We have some traditions in our family that sort of happened. One of them has turned out to be phantom messages. The white counter top on the breakfast bar in the center of our kitchen became a message center years ago. Rather than leaving messages on scraps of paper, we used erasable crayons and wrote on the counter top. Since we rarely sat down at the table to eat, this island was the social center of our home; and if you wanted someone to get a message, you wrote it out on the counter. Often the messages would become works of art or literature. I regret not having saved many of these messages. One of our kids would create a limerick, tongue twister or a poem. Soon, another would add a verse or revise it--sometimes with ulterior motives. I remember a few lines that went:
How many steeds could weed seeds feed
if weed seeds could feed steeds?
Once, of the kids changed the grammar on a poem to make it incorrect. Another, seeing the solecism, underlined the error and wrote in the margin, "You can do better than this. See me after class."
Even now, though our children are away on their own, we'll occasionally have a message when we come home. Sometimes it entails toys arranged in disturbing poses--like Mr. Potato Head standing over another Potato Head holding a potato smasher.
Recently, my wife bought a 5'5" teddy bear at Costco and left it in our living room. A few days later, I walked in to the kitchen to find the giant bear seated at the bar with a jar of peanut butter, a knife and some honey. I admit I was startled--more than once. I would forget he was there, walk into the kitchen and see this stranger in the room. A few days later, I came home to find the same bear seated in the family room, legs crossed, reading a book about bears to all the other toy bears in the house. Other books about bears were on the floor--with the notable exception of the pigeon with his book, Don't Let the Pigeon Stay Up Late! (not as good as Don't Let the Pigeon Drive The Bus!) Whoever set up this scene knew that pigeon would demand a role.
By morning, the scene had changed again. This time, the bear was seated behind a tripod and camera--with all the stuffed animals lined up for their photo.

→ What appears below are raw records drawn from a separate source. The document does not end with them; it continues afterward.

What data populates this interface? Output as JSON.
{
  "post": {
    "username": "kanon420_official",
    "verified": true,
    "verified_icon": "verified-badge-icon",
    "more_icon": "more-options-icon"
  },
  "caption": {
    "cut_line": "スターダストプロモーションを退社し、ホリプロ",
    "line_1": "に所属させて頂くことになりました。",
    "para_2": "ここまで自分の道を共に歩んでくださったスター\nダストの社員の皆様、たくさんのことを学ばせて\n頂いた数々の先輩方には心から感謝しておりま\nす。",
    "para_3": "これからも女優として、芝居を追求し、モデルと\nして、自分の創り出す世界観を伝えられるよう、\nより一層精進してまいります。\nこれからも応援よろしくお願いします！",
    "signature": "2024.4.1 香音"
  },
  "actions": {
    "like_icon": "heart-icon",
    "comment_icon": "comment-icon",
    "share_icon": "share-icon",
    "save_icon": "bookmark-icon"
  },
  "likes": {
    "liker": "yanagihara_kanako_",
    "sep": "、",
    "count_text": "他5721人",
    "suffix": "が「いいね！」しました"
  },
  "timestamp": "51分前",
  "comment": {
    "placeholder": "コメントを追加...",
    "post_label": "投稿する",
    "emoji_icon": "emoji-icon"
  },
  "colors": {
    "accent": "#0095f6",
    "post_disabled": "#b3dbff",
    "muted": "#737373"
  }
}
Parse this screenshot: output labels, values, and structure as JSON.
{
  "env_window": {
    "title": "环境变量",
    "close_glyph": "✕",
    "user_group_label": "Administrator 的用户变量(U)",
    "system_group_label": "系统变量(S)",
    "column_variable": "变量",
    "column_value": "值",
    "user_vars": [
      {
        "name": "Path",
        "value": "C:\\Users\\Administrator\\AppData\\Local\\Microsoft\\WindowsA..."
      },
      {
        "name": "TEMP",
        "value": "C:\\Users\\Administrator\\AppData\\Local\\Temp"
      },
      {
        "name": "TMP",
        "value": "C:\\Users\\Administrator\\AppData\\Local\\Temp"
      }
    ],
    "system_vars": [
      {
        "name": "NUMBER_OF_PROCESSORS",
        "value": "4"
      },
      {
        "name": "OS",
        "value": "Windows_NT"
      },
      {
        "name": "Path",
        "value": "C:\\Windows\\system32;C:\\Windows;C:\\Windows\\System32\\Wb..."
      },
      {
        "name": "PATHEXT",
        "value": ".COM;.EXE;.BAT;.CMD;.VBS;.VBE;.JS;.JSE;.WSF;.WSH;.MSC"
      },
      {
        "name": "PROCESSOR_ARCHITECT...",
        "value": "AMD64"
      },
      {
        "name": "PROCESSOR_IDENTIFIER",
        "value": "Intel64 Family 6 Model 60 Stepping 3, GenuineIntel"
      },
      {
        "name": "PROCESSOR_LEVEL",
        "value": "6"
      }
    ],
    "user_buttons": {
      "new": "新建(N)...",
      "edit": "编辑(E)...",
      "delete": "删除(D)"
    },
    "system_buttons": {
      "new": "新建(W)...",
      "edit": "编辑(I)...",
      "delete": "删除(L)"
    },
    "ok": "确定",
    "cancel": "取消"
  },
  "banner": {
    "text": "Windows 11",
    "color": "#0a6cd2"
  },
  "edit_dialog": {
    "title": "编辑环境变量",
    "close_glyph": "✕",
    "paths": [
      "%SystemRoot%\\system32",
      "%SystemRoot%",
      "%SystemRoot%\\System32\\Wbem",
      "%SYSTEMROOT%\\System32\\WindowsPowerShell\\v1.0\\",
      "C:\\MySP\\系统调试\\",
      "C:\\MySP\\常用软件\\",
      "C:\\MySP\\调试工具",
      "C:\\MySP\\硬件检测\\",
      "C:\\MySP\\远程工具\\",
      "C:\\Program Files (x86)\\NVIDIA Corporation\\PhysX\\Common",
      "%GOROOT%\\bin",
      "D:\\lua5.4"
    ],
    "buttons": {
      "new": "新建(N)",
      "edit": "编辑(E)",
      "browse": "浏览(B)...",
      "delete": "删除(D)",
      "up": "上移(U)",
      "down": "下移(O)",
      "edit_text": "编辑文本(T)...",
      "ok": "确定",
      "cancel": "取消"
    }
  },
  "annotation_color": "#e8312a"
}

Apparently, they were hungry this morning, because they were gathered around the table of the grandkids' kitchenette. The big bear was reaching in to the fridge. Pooh has a huge bowl; Eeyore is on the floor, excluded from the group--and with only one piece of cereal in a spoon. Max, (from "Where the Wild Things Are") has his foot on the table and only his area is messy.